··· Records shown

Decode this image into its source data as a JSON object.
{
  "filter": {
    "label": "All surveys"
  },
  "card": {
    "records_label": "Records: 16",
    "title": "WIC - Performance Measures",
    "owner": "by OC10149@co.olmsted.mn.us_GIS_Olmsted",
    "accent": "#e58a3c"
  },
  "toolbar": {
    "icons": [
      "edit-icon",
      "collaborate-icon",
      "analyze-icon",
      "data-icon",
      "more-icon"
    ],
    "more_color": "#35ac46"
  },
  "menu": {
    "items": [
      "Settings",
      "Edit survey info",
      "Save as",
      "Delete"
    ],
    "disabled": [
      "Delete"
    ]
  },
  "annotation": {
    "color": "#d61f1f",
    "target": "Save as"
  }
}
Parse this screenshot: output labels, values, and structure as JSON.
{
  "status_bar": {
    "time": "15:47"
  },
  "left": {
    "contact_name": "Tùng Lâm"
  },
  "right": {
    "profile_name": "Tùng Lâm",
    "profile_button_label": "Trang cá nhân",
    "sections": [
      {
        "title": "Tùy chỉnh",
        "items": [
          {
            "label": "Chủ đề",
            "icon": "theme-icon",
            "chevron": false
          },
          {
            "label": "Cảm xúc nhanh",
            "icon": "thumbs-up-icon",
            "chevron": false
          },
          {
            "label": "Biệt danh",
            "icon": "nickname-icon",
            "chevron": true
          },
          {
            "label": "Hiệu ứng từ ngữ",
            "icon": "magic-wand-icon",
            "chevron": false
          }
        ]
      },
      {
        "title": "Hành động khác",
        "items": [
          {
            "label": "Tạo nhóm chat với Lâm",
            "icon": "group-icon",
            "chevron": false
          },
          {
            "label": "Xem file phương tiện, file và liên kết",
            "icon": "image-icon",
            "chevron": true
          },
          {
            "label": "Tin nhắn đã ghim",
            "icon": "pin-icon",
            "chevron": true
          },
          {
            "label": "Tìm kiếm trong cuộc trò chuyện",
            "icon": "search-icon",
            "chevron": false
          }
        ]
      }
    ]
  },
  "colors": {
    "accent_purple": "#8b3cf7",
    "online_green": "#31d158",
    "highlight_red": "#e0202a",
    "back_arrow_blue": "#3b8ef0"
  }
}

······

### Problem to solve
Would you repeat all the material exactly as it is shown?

### Exercise output
Decode this image into its source data as a JSON object.
{
  "filter": {
    "label": "All surveys"
  },
  "card": {
    "records_label": "Records: 16",
    "title": "WIC - Performance Measures",
    "owner": "by OC10149@co.olmsted.mn.us_GIS_Olmsted",
    "accent": "#e58a3c"
  },
  "toolbar": {
    "icons": [
      "edit-icon",
      "collaborate-icon",
      "analyze-icon",
      "data-icon",
      "more-icon"
    ],
    "more_color": "#35ac46"
  },
  "menu": {
    "items": [
      "Settings",
      "Edit survey info",
      "Save as",
      "Delete"
    ],
    "disabled": [
      "Delete"
    ]
  },
  "annotation": {
    "color": "#d61f1f",
    "target": "Save as"
  }
}
Parse this screenshot: output labels, values, and structure as JSON.
{
  "status_bar": {
    "time": "15:47"
  },
  "left": {
    "contact_name": "Tùng Lâm"
  },
  "right": {
    "profile_name": "Tùng Lâm",
    "profile_button_label": "Trang cá nhân",
    "sections": [
      {
        "title": "Tùy chỉnh",
        "items": [
          {
            "label": "Chủ đề",
            "icon": "theme-icon",
            "chevron": false
          },
          {
            "label": "Cảm xúc nhanh",
            "icon": "thumbs-up-icon",
            "chevron": false
          },
          {
            "label": "Biệt danh",
            "icon": "nickname-icon",
            "chevron": true
          },
          {
            "label": "Hiệu ứng từ ngữ",
            "icon": "magic-wand-icon",
            "chevron": false
          }
        ]
      },
      {
        "title": "Hành động khác",
        "items": [
          {
            "label": "Tạo nhóm chat với Lâm",
            "icon": "group-icon",
            "chevron": false
          },
          {
            "label": "Xem file phương tiện, file và liên kết",
            "icon": "image-icon",
            "chevron": true
          },
          {
            "label": "Tin nhắn đã ghim",
            "icon": "pin-icon",
            "chevron": true
          },
          {
            "label": "Tìm kiếm trong cuộc trò chuyện",
            "icon": "search-icon",
            "chevron": false
          }
        ]
      }
    ]
  },
  "colors": {
    "accent_purple": "#8b3cf7",
    "online_green": "#31d158",
    "highlight_red": "#e0202a",
    "back_arrow_blue": "#3b8ef0"
  }
}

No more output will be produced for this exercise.